I love designing and creating jewelry, and I love teaching, so it’s not surprising that I really love to teach jewelry making classes! Part of the fun is seeing what my students do after they leave the class, when they adapt new techniques into projects that reflect their own personality and style.

One of my favorite wire classes is called the Danish Knot Bracelet – it involves a technique of intertwining 3 coiled components to create the knots, adding  oversize links, and connecting them into a bracelet. Here’s the project I teach:

My Danish Knot Bracelet (class project)

I especially love this class because once you learn the knot technique, you can use it as a component in so many different ways! Look at this beautiful copper set that one of my students made – combining the Danish Knot with crystal links, she creates a much different look:

Copper Knots and Crystal Links (ala Beverley!)

The components are really well balanced  (notice how the knots are about the same diameter as the center of the open links),  and the crystals provide a little bit of  sparkle… and we can always use a little sparkle!

So remember that the techniques you learn in class are not limited to the class project – add your own style, and make it your own.  And your class instructor will LOVE to see what you’ve done, so make sure and let them know!! Thanks so much Bev, for sending me your photo!
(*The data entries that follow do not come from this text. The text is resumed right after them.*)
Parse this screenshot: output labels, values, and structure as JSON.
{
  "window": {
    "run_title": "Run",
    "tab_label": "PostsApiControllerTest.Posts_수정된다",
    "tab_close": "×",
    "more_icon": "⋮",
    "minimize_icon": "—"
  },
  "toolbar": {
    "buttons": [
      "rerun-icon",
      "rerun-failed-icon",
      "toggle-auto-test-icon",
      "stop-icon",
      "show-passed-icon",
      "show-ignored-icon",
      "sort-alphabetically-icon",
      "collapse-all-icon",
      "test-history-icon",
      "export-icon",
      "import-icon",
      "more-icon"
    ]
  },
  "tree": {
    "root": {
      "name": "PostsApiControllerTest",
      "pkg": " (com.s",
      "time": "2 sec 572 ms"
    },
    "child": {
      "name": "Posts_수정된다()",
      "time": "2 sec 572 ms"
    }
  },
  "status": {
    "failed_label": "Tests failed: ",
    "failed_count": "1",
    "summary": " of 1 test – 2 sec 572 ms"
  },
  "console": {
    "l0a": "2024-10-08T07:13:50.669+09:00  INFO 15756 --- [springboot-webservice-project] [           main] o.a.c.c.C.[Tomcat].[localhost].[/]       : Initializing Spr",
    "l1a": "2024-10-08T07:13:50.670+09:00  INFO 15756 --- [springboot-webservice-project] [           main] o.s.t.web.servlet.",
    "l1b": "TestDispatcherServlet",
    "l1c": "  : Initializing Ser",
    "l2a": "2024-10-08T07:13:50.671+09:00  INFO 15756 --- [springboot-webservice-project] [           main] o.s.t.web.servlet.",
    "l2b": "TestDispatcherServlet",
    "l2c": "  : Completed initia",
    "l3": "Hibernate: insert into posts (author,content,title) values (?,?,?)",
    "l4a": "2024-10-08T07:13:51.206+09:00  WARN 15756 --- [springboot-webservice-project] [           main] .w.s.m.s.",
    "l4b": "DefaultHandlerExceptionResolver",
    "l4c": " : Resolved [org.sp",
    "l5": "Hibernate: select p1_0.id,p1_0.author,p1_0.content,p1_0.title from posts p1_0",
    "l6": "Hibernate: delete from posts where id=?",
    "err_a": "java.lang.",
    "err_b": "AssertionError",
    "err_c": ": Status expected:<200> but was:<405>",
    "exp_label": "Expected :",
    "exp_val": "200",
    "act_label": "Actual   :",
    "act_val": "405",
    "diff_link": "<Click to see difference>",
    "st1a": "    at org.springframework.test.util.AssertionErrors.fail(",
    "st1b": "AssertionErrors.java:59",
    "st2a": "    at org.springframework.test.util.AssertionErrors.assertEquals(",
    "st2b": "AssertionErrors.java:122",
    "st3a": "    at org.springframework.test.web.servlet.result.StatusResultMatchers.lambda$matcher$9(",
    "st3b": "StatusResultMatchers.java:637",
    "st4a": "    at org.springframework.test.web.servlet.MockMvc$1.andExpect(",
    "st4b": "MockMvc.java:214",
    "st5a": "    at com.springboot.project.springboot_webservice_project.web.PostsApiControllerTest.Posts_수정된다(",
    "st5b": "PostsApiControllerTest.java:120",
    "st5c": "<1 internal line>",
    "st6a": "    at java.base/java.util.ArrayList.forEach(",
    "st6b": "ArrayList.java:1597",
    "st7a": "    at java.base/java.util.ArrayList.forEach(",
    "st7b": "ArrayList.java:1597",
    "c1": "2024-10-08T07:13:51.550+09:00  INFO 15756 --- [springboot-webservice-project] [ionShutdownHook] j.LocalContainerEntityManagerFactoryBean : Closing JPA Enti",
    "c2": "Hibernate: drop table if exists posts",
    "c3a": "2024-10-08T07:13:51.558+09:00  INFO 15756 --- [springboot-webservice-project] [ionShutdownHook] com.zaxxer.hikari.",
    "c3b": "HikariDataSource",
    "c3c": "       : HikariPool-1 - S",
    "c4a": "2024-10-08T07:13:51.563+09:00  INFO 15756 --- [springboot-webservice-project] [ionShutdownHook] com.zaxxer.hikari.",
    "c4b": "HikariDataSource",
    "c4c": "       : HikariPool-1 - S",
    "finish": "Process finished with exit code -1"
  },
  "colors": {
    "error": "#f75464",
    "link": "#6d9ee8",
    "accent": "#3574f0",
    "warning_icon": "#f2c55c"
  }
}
And if you’re in the SF Bay area, I’d love to see you in one of my classes… you can see my schedule on my website (and check it out – I’m teaching Danish Knot in a few weeks!).